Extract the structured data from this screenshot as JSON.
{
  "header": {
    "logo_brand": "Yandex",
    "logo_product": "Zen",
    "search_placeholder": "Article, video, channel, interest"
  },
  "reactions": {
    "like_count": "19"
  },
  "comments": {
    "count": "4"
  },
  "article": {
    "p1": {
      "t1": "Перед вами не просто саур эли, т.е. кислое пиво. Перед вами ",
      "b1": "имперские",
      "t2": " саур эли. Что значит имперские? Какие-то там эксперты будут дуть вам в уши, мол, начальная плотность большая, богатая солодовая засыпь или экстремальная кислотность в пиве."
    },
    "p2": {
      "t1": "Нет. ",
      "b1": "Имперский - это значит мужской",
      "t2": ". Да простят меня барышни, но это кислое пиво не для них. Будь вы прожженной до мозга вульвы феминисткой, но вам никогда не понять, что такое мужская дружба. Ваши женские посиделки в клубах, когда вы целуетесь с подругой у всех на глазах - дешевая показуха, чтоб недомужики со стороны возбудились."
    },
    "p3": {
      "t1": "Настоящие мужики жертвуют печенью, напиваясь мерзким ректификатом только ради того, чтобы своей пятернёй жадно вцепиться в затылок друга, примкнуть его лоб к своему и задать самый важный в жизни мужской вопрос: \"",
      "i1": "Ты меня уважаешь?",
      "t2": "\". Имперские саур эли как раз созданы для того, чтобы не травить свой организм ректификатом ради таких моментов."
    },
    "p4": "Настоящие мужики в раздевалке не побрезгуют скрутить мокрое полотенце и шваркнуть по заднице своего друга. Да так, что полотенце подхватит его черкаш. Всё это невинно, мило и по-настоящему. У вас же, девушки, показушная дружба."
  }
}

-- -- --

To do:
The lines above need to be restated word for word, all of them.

Result of the exercise:
Extract the structured data from this screenshot as JSON.
{
  "header": {
    "logo_brand": "Yandex",
    "logo_product": "Zen",
    "search_placeholder": "Article, video, channel, interest"
  },
  "reactions": {
    "like_count": "19"
  },
  "comments": {
    "count": "4"
  },
  "article": {
    "p1": {
      "t1": "Перед вами не просто саур эли, т.е. кислое пиво. Перед вами ",
      "b1": "имперские",
      "t2": " саур эли. Что значит имперские? Какие-то там эксперты будут дуть вам в уши, мол, начальная плотность большая, богатая солодовая засыпь или экстремальная кислотность в пиве."
    },
    "p2": {
      "t1": "Нет. ",
      "b1": "Имперский - это значит мужской",
      "t2": ". Да простят меня барышни, но это кислое пиво не для них. Будь вы прожженной до мозга вульвы феминисткой, но вам никогда не понять, что такое мужская дружба. Ваши женские посиделки в клубах, когда вы целуетесь с подругой у всех на глазах - дешевая показуха, чтоб недомужики со стороны возбудились."
    },
    "p3": {
      "t1": "Настоящие мужики жертвуют печенью, напиваясь мерзким ректификатом только ради того, чтобы своей пятернёй жадно вцепиться в затылок друга, примкнуть его лоб к своему и задать самый важный в жизни мужской вопрос: \"",
      "i1": "Ты меня уважаешь?",
      "t2": "\". Имперские саур эли как раз созданы для того, чтобы не травить свой организм ректификатом ради таких моментов."
    },
    "p4": "Настоящие мужики в раздевалке не побрезгуют скрутить мокрое полотенце и шваркнуть по заднице своего друга. Да так, что полотенце подхватит его черкаш. Всё это невинно, мило и по-настоящему. У вас же, девушки, показушная дружба."
  }
}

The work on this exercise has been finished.